The 10th of September 2016 marks World Suicide Prevention Day. The World Health Organisation (WHO) estimates that every 40 seconds someone dies by suicide. 800,000 people lose their lives through suicide every year and leave behind countless grieving loved ones who have to then try to make peace and understand the reasons why. The purpose of having a day dedicated to preventing suicide is to give a message of hope. The theme of this year’s campaign is Connect, Communicate and Care. This represents the importance of checking in with each other, showing you care and raising awareness for suicide prevention. Sometimes all a person needs is to be seen, to feel that someone cares and gentle reminder that they matter to others. Starting a conversation and showing someone that you are there for them is so important. You could be talking to someone who is on the verge of ending their life.
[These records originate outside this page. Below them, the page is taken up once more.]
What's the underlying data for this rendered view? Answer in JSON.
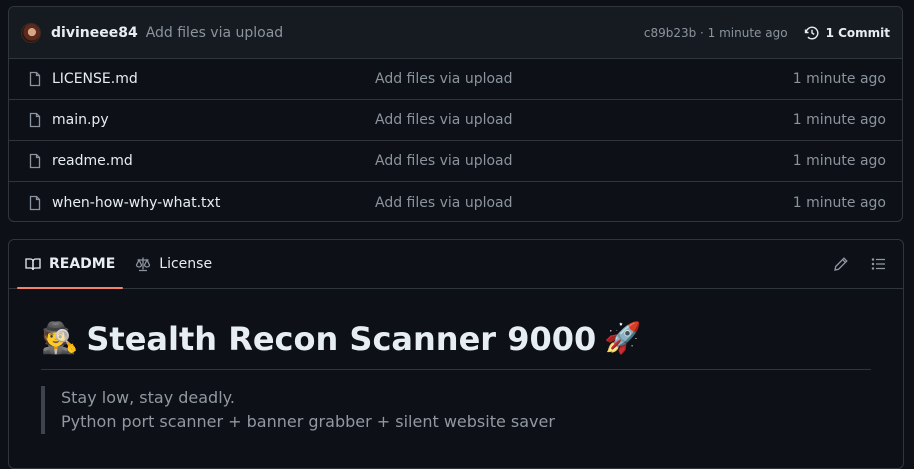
{
  "commit": {
    "author": "divineee84",
    "message": "Add files via upload",
    "meta": "c89b23b · 1 minute ago",
    "count_label": "1 Commit"
  },
  "files": [
    {
      "name": "LICENSE.md",
      "message": "Add files via upload",
      "time": "1 minute ago"
    },
    {
      "name": "main.py",
      "message": "Add files via upload",
      "time": "1 minute ago"
    },
    {
      "name": "readme.md",
      "message": "Add files via upload",
      "time": "1 minute ago"
    },
    {
      "name": "when-how-why-what.txt",
      "message": "Add files via upload",
      "time": "1 minute ago"
    }
  ],
  "readme": {
    "tabs": [
      {
        "label": "README",
        "icon": "book-icon",
        "active": true
      },
      {
        "label": "License",
        "icon": "scale-icon",
        "active": false
      }
    ],
    "title_emoji_start": "🕵️",
    "title": "Stealth Recon Scanner 9000",
    "title_emoji_end": "🚀",
    "quote_line_1": "Stay low, stay deadly.",
    "quote_line_2": "Python port scanner + banner grabber + silent website saver"
  },
  "colors": {
    "background": "#0d1117",
    "header_bg": "#161b22",
    "border": "#30363d",
    "muted_text": "#8b949e",
    "tab_underline": "#f78166"
  }
}
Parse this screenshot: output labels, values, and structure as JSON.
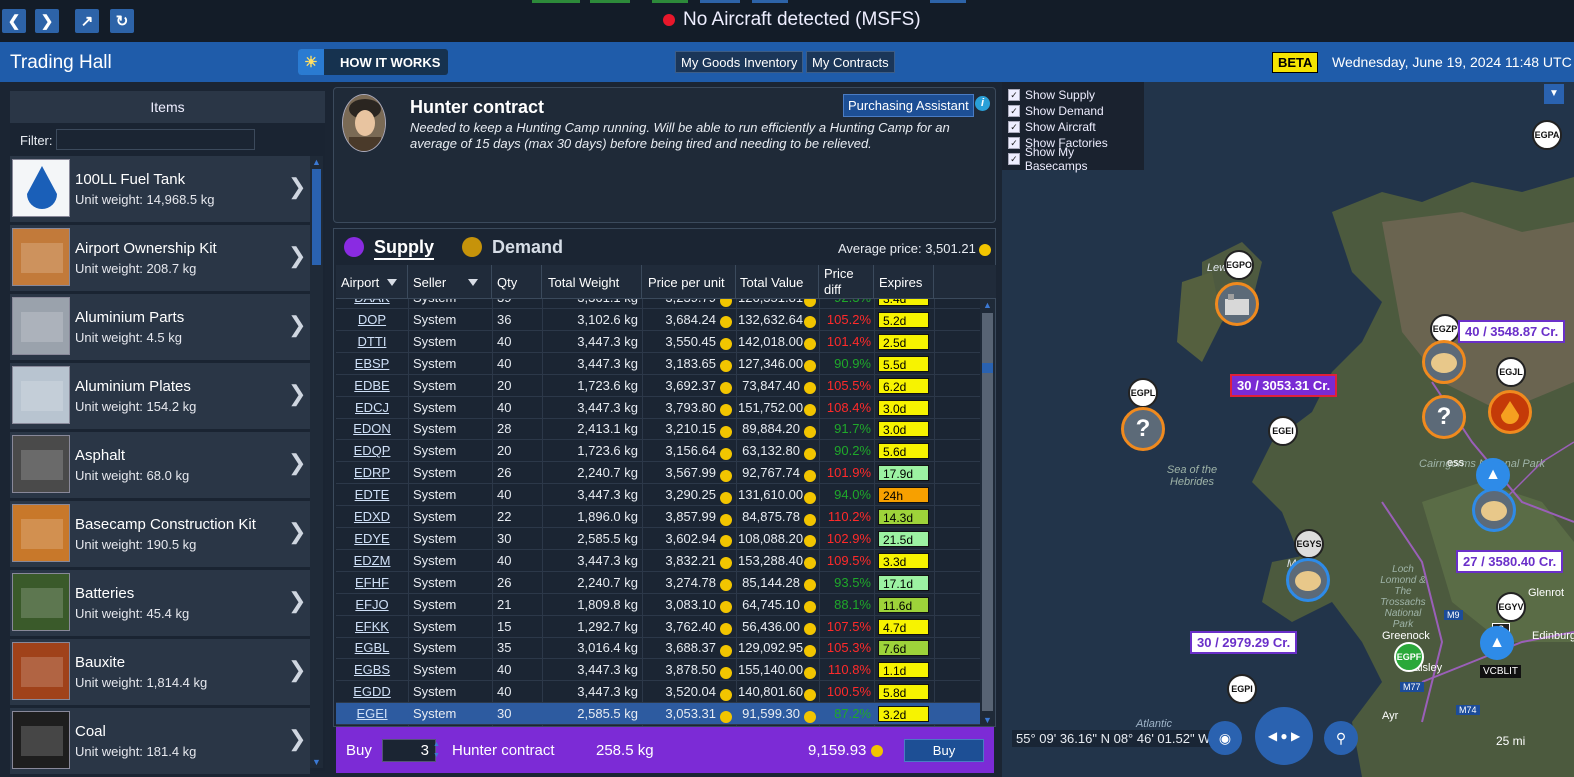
{
  "topbar": {
    "status": "No Aircraft detected (MSFS)",
    "icons": [
      "back-icon",
      "forward-icon",
      "open-external-icon",
      "refresh-icon"
    ]
  },
  "header": {
    "title": "Trading Hall",
    "how_it_works": "HOW IT WORKS",
    "my_goods": "My Goods Inventory",
    "my_contracts": "My Contracts",
    "beta": "BETA",
    "date": "Wednesday, June 19, 2024 11:48 UTC"
  },
  "items_panel": {
    "header": "Items",
    "filter_label": "Filter:",
    "filter_value": "",
    "items": [
      {
        "name": "100LL Fuel Tank",
        "weight": "Unit weight: 14,968.5 kg",
        "icon": "fuel-drop"
      },
      {
        "name": "Airport Ownership Kit",
        "weight": "Unit weight: 208.7 kg",
        "icon": "wood-planks"
      },
      {
        "name": "Aluminium Parts",
        "weight": "Unit weight: 4.5 kg",
        "icon": "metal-parts"
      },
      {
        "name": "Aluminium Plates",
        "weight": "Unit weight: 154.2 kg",
        "icon": "metal-plates"
      },
      {
        "name": "Asphalt",
        "weight": "Unit weight: 68.0 kg",
        "icon": "asphalt"
      },
      {
        "name": "Basecamp Construction Kit",
        "weight": "Unit weight: 190.5 kg",
        "icon": "toolbox"
      },
      {
        "name": "Batteries",
        "weight": "Unit weight: 45.4 kg",
        "icon": "battery"
      },
      {
        "name": "Bauxite",
        "weight": "Unit weight: 1,814.4 kg",
        "icon": "bauxite"
      },
      {
        "name": "Coal",
        "weight": "Unit weight: 181.4 kg",
        "icon": "coal"
      }
    ]
  },
  "contract": {
    "title": "Hunter contract",
    "description": "Needed to keep a Hunting Camp running. Will be able to run efficiently a Hunting Camp for an average of 15 days (max 30 days) before being tired and needing to be relieved.",
    "assistant": "Purchasing Assistant",
    "info": "i"
  },
  "market": {
    "tab_supply": "Supply",
    "tab_demand": "Demand",
    "avg_label": "Average price: 3,501.21",
    "columns": [
      "Airport",
      "Seller",
      "Qty",
      "Total Weight",
      "Price per unit",
      "Total Value",
      "Price diff",
      "Expires"
    ],
    "rows": [
      {
        "ap": "DAAK",
        "seller": "System",
        "qty": "39",
        "tw": "3,361.1 kg",
        "ppu": "3,239.79",
        "tv": "126,351.81",
        "pd": "92.3%",
        "pdc": "green",
        "exp": "3.4d",
        "expc": "#f7f300"
      },
      {
        "ap": "DOP",
        "seller": "System",
        "qty": "36",
        "tw": "3,102.6 kg",
        "ppu": "3,684.24",
        "tv": "132,632.64",
        "pd": "105.2%",
        "pdc": "red",
        "exp": "5.2d",
        "expc": "#f7f300"
      },
      {
        "ap": "DTTI",
        "seller": "System",
        "qty": "40",
        "tw": "3,447.3 kg",
        "ppu": "3,550.45",
        "tv": "142,018.00",
        "pd": "101.4%",
        "pdc": "red",
        "exp": "2.5d",
        "expc": "#f7f300"
      },
      {
        "ap": "EBSP",
        "seller": "System",
        "qty": "40",
        "tw": "3,447.3 kg",
        "ppu": "3,183.65",
        "tv": "127,346.00",
        "pd": "90.9%",
        "pdc": "green",
        "exp": "5.5d",
        "expc": "#f7f300"
      },
      {
        "ap": "EDBE",
        "seller": "System",
        "qty": "20",
        "tw": "1,723.6 kg",
        "ppu": "3,692.37",
        "tv": "73,847.40",
        "pd": "105.5%",
        "pdc": "red",
        "exp": "6.2d",
        "expc": "#f7f300"
      },
      {
        "ap": "EDCJ",
        "seller": "System",
        "qty": "40",
        "tw": "3,447.3 kg",
        "ppu": "3,793.80",
        "tv": "151,752.00",
        "pd": "108.4%",
        "pdc": "red",
        "exp": "3.0d",
        "expc": "#f7f300"
      },
      {
        "ap": "EDON",
        "seller": "System",
        "qty": "28",
        "tw": "2,413.1 kg",
        "ppu": "3,210.15",
        "tv": "89,884.20",
        "pd": "91.7%",
        "pdc": "green",
        "exp": "3.0d",
        "expc": "#f7f300"
      },
      {
        "ap": "EDQP",
        "seller": "System",
        "qty": "20",
        "tw": "1,723.6 kg",
        "ppu": "3,156.64",
        "tv": "63,132.80",
        "pd": "90.2%",
        "pdc": "green",
        "exp": "5.6d",
        "expc": "#f7f300"
      },
      {
        "ap": "EDRP",
        "seller": "System",
        "qty": "26",
        "tw": "2,240.7 kg",
        "ppu": "3,567.99",
        "tv": "92,767.74",
        "pd": "101.9%",
        "pdc": "red",
        "exp": "17.9d",
        "expc": "#9cf2a2"
      },
      {
        "ap": "EDTE",
        "seller": "System",
        "qty": "40",
        "tw": "3,447.3 kg",
        "ppu": "3,290.25",
        "tv": "131,610.00",
        "pd": "94.0%",
        "pdc": "green",
        "exp": "24h",
        "expc": "#f7a000"
      },
      {
        "ap": "EDXD",
        "seller": "System",
        "qty": "22",
        "tw": "1,896.0 kg",
        "ppu": "3,857.99",
        "tv": "84,875.78",
        "pd": "110.2%",
        "pdc": "red",
        "exp": "14.3d",
        "expc": "#9ed33a"
      },
      {
        "ap": "EDYE",
        "seller": "System",
        "qty": "30",
        "tw": "2,585.5 kg",
        "ppu": "3,602.94",
        "tv": "108,088.20",
        "pd": "102.9%",
        "pdc": "red",
        "exp": "21.5d",
        "expc": "#9cf2a2"
      },
      {
        "ap": "EDZM",
        "seller": "System",
        "qty": "40",
        "tw": "3,447.3 kg",
        "ppu": "3,832.21",
        "tv": "153,288.40",
        "pd": "109.5%",
        "pdc": "red",
        "exp": "3.3d",
        "expc": "#f7f300"
      },
      {
        "ap": "EFHF",
        "seller": "System",
        "qty": "26",
        "tw": "2,240.7 kg",
        "ppu": "3,274.78",
        "tv": "85,144.28",
        "pd": "93.5%",
        "pdc": "green",
        "exp": "17.1d",
        "expc": "#9cf2a2"
      },
      {
        "ap": "EFJO",
        "seller": "System",
        "qty": "21",
        "tw": "1,809.8 kg",
        "ppu": "3,083.10",
        "tv": "64,745.10",
        "pd": "88.1%",
        "pdc": "green",
        "exp": "11.6d",
        "expc": "#9ed33a"
      },
      {
        "ap": "EFKK",
        "seller": "System",
        "qty": "15",
        "tw": "1,292.7 kg",
        "ppu": "3,762.40",
        "tv": "56,436.00",
        "pd": "107.5%",
        "pdc": "red",
        "exp": "4.7d",
        "expc": "#f7f300"
      },
      {
        "ap": "EGBL",
        "seller": "System",
        "qty": "35",
        "tw": "3,016.4 kg",
        "ppu": "3,688.37",
        "tv": "129,092.95",
        "pd": "105.3%",
        "pdc": "red",
        "exp": "7.6d",
        "expc": "#9ed33a"
      },
      {
        "ap": "EGBS",
        "seller": "System",
        "qty": "40",
        "tw": "3,447.3 kg",
        "ppu": "3,878.50",
        "tv": "155,140.00",
        "pd": "110.8%",
        "pdc": "red",
        "exp": "1.1d",
        "expc": "#f7f300"
      },
      {
        "ap": "EGDD",
        "seller": "System",
        "qty": "40",
        "tw": "3,447.3 kg",
        "ppu": "3,520.04",
        "tv": "140,801.60",
        "pd": "100.5%",
        "pdc": "red",
        "exp": "5.8d",
        "expc": "#f7f300"
      },
      {
        "ap": "EGEI",
        "seller": "System",
        "qty": "30",
        "tw": "2,585.5 kg",
        "ppu": "3,053.31",
        "tv": "91,599.30",
        "pd": "87.2%",
        "pdc": "green",
        "exp": "3.2d",
        "expc": "#f7f300",
        "selected": true
      }
    ]
  },
  "buybar": {
    "buy_label": "Buy",
    "qty": "3",
    "item": "Hunter contract",
    "weight": "258.5 kg",
    "total": "9,159.93",
    "button": "Buy"
  },
  "map": {
    "options": [
      "Show Supply",
      "Show Demand",
      "Show Aircraft",
      "Show Factories",
      "Show My Basecamps"
    ],
    "airports": {
      "egpa": "EGPA",
      "egpo": "EGPO",
      "egzp": "EGZP",
      "egjl": "EGJL",
      "egpl": "EGPL",
      "egei": "EGEI",
      "egys": "EGYS",
      "egyv": "EGYV",
      "egpf": "EGPF",
      "egpi": "EGPI",
      "vcblit": "VCBLIT",
      "count2": "2"
    },
    "prices": {
      "p1": "40 / 3548.87 Cr.",
      "p2": "30 / 3053.31 Cr.",
      "p3": "27 / 3580.40 Cr.",
      "p4": "30 / 2979.29 Cr."
    },
    "labels": {
      "hebrides": "Sea of the Hebrides",
      "cairngorms": "Cairngorms National Park",
      "loch": "Loch Lomond & The Trossachs National Park",
      "mull": "Mull",
      "lewis": "Lew",
      "greenock": "Greenock",
      "paisley": "aisley",
      "ayr": "Ayr",
      "glenrothes": "Glenrot",
      "edinburgh": "Edinburg",
      "atlantic": "Atlantic",
      "m9": "M9",
      "m77": "M77",
      "m74": "M74",
      "ness": "ess"
    },
    "coords": "55° 09' 36.16\" N 08° 46' 01.52\" W",
    "scale": "25 mi"
  }
}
Suicide is breaking out of the taboo category it has previously been placed in due to a mix of ignorance and stigma. More awareness is being raised and misconceptions are being gradually stamped out. Some think people who talk about suicide are just looking for attention and won’t really go through with it. It is common for someone to talk about suicide before carrying out their plans. No one goes to the extreme of actually dying or seriously injuring themselves for attention. Take talk of suicide seriously, always. A suicide attempt should never be taken lightly. A lot of people try to end their lives more than once. What we call suicidal ideation is when a person is experiencing suicidal thoughts. When ideation turns to intention that’s when a person is at extreme risk of attempting. Terms like “commit suicide” are being phased out in favour of the rightful and more respectful “died by suicide” suicide is not a crime and treating it like something shameful is disrespectful to the person’s memory and to their family who are processing the loss.
Suicide affects everyone and is a problem for all of us in some way or another. There are many mental health organisations, campaigns, advocates and charities fighting the good fight and making it easier for people to talk. Suicide is a conversation for everyone, mental health is everybody’s business. We all have problems, we can all feel indescribable sadness, life can get the better of any of us. You are not alone in this. When you reach the lowest of all lows, when you can only feel pain, when everyone seems like they would be better off without you, when hope has all but disappeared and you are consumed by thoughts of ending this suffering for good, the bravest thing you can possibly do is reach out and ask for help. Suicide is never the answer.
I wish someone had told me this when I was in that place. I thought that there was no other way out of the darkness, no obvious solution that would end my inner demons that were slowly killing me anyway. I look back on every time I contemplated suicide, every time I used a knife or took an overdose or stood on the edge of the cliff and think about how far I have come since each of those times. All the amazing things I had not yet experienced at those points, all the people I had yet to meet and all the little mysteries I still needed to learn about who I am. I could easily have died, ended my journey and never known how it would all pan out. My life is not great, far from perfect but it’s more than okay. I am so grateful to be here to experience every bit of it.
This Suicide Prevention Day get involved in any way you can reach out to others, lend an ear, make sure those special ones know how much you love them, engage in conversations, take to social media, spread the message that it’s ok to talk, educate yourself on suicide prevention methods, attend an event, donate to a charity or light a candle by a window at 8pm for all of those who have died through suicide and take some time to remember them.
If you are having suicidal thoughts or are concerned for someone there are many support services available
Here are just a few of many:
Samaritans: 1850 60 90 90 / free phone 116 123
Suicide or Survive (SOS)
1890 577 577